Metro Colon Rectum - Proctology Corner – Fistula
Fistulas are connections starting from one space or organ to another. Anorectal fistulas are connections between the anus or rectum and the perianal skin. The most important part of managing fistulas is what is encompassed within the fistula tract. Fistulas usually develop from trapped infection or chronic inflammation such as an anorectal abscess. The most common type of fistula is the anal-cutaneous fistula or fistula-in-ano.
The management of fistulas focuses on first removing the source of the infection or inflammation. Once the fistula is “controlled” the next step is to let the body heal. This usually takes two to three months and corresponds with the body’s healing process at a cellular level. The final step is to close the fistula. This entire process can take multiple months and requires more than one surgery even if everything goes perfectly.

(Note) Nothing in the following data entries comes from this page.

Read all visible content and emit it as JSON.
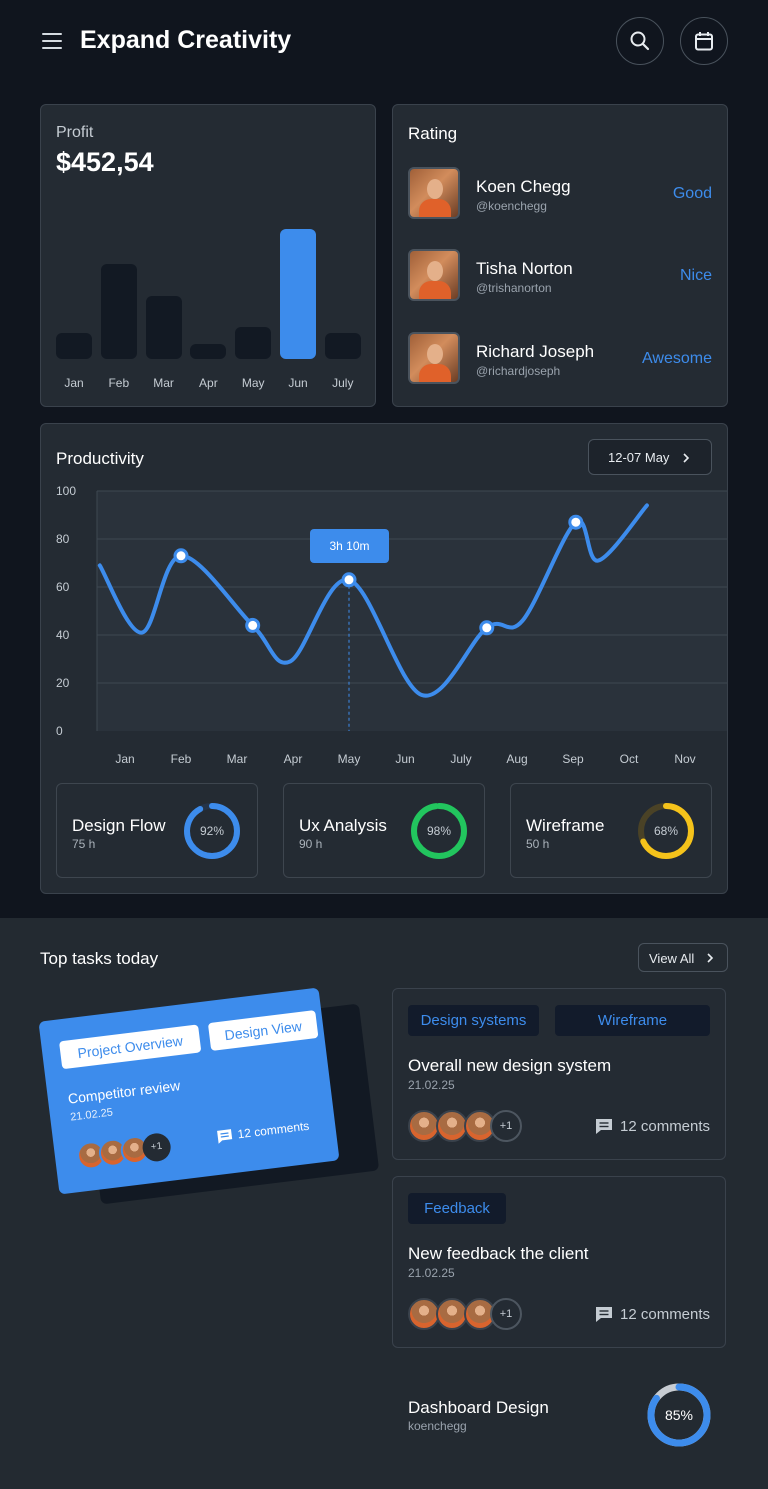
{
  "header": {
    "title": "Expand Creativity",
    "menu_icon": "hamburger-icon",
    "search_icon": "search-icon",
    "calendar_icon": "calendar-icon"
  },
  "profit": {
    "label": "Profit",
    "value": "$452,54",
    "months": [
      "Jan",
      "Feb",
      "Mar",
      "Apr",
      "May",
      "Jun",
      "July"
    ],
    "values": [
      26,
      95,
      63,
      15,
      32,
      130,
      26
    ],
    "active_index": 5
  },
  "rating": {
    "title": "Rating",
    "items": [
      {
        "name": "Koen Chegg",
        "handle": "@koenchegg",
        "rating": "Good"
      },
      {
        "name": "Tisha Norton",
        "handle": "@trishanorton",
        "rating": "Nice"
      },
      {
        "name": "Richard Joseph",
        "handle": "@richardjoseph",
        "rating": "Awesome"
      }
    ]
  },
  "productivity": {
    "title": "Productivity",
    "date_range": "12-07 May",
    "tooltip": "3h 10m",
    "stats": [
      {
        "name": "Design Flow",
        "hours": "75 h",
        "percent_label": "92%",
        "percent": 0.92,
        "color": "#3d8cec"
      },
      {
        "name": "Ux Analysis",
        "hours": "90 h",
        "percent_label": "98%",
        "percent": 0.98,
        "color": "#22c55e"
      },
      {
        "name": "Wireframe",
        "hours": "50 h",
        "percent_label": "68%",
        "percent": 0.68,
        "color": "#f5c31b"
      }
    ]
  },
  "chart_data": {
    "type": "line",
    "title": "Productivity",
    "categories": [
      "Jan",
      "Feb",
      "Mar",
      "Apr",
      "May",
      "Jun",
      "July",
      "Aug",
      "Sep",
      "Oct",
      "Nov"
    ],
    "yticks": [
      100,
      80,
      60,
      40,
      20,
      0
    ],
    "ylim": [
      0,
      100
    ],
    "grid": true,
    "series": [
      {
        "points": [
          [
            -0.45,
            69
          ],
          [
            0.3,
            41
          ],
          [
            1.0,
            73
          ],
          [
            2.28,
            44
          ],
          [
            2.95,
            29
          ],
          [
            4.0,
            63
          ],
          [
            5.3,
            15
          ],
          [
            6.46,
            43
          ],
          [
            7.1,
            46
          ],
          [
            8.05,
            87
          ],
          [
            8.45,
            71
          ],
          [
            9.32,
            94
          ]
        ]
      }
    ],
    "markers": [
      [
        1.0,
        73
      ],
      [
        2.28,
        44
      ],
      [
        4.0,
        63
      ],
      [
        6.46,
        43
      ],
      [
        8.05,
        87
      ]
    ],
    "highlight": {
      "x": 4.0,
      "y": 63,
      "label": "3h 10m"
    },
    "color": "#3d8cec"
  },
  "tasks": {
    "title": "Top tasks today",
    "view_all": "View All",
    "featured": {
      "tags": [
        "Project Overview",
        "Design View"
      ],
      "title": "Competitor review",
      "date": "21.02.25",
      "plus": "+1",
      "comments": "12 comments"
    },
    "items": [
      {
        "tags": [
          "Design systems",
          "Wireframe"
        ],
        "title": "Overall new design system",
        "date": "21.02.25",
        "plus": "+1",
        "comments": "12 comments"
      },
      {
        "tags": [
          "Feedback"
        ],
        "title": "New feedback the client",
        "date": "21.02.25",
        "plus": "+1",
        "comments": "12 comments"
      }
    ],
    "dashboard": {
      "title": "Dashboard Design",
      "user": "koenchegg",
      "percent_label": "85%",
      "percent": 0.85
    }
  },
  "colors": {
    "accent": "#3d8cec",
    "green": "#22c55e",
    "yellow": "#f5c31b",
    "bg_dark": "#10151e",
    "card": "#242b33"
  }
}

The most important aspect of the surgical management of anal fistulas is accurately determining the extent of the fistula and the size of the sphincter complex. The sphincter complex is made up of two muscles, the internal sphincter, and the external sphincter. The internal sphincter provides a subconscious level of fecal continence, and the external sphincter provides a conscious level of continence. Simply stated, the external sphincter helps us make it to the bathroom after a spicy meal while the internal sphincter helps us not poop our pants while having a polite conversation.

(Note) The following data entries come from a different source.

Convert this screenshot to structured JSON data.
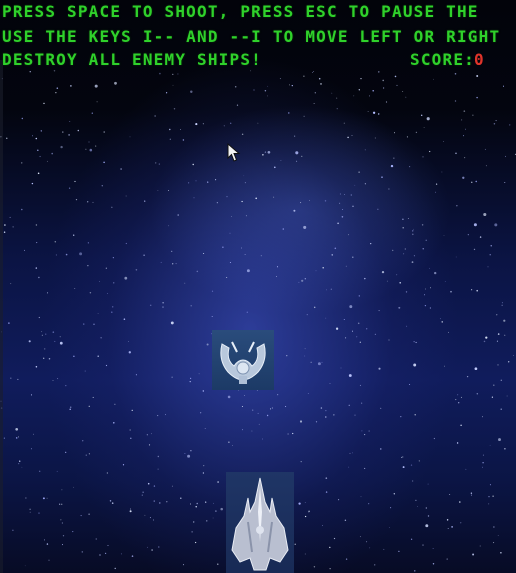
{
  "hud": {
    "line1": "PRESS SPACE TO SHOOT, PRESS ESC TO PAUSE THE",
    "line2": "USE THE KEYS I-- AND --I TO MOVE LEFT OR RIGHT",
    "line3": "DESTROY ALL ENEMY SHIPS!",
    "score_label": "SCORE:",
    "score_value": "0"
  },
  "colors": {
    "hud_text": "#2fd12b",
    "score_value": "#e0342a",
    "space_background": "#0b1444"
  },
  "sprites": {
    "enemy": "enemy-ship-icon",
    "player": "player-ship-icon",
    "cursor": "mouse-pointer-icon"
  }
}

For fistulas that encompass less than 20% of the sphincter complex, cutting of the fistula tract is usually curative. For fistulas that encompass more than 20% of the sphincter complex, cutting the fistula is curative but has a high risk of sphincter failure. When more than 20% of the sphincter complex is involved or sphincter failure is a concern, a seton is instead placed to stage the fistula. A seton is a benign flexible rubber. The seton provides a path of least resistance for the drainage of infectious or inflammatory materials and stays in place for two to three months.

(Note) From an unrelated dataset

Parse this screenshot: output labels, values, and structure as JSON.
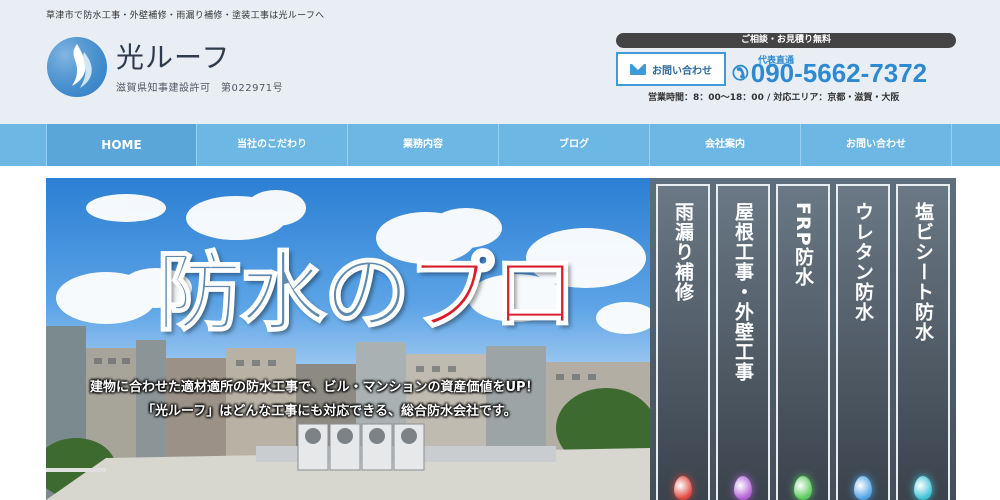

Once the body has healed, a second procedure is required to close the fistula. If less than 20% of the sphincter complex is involved a fistulotomy is sufficient. However, if more than 20% of the sphincter is involved a complex fistula closure is required. Two complex fistula closure procedures are the Ligation of Intersphincteric Fistula Tract (LIFT) or an Endo-Rectal Advancement Flap (ERAF). The success rate of these complex fistula closure procedures is around 75%. Both complex closures require a full bowel preparation to decrease the risk of disruption and neither interrupt sphincter function.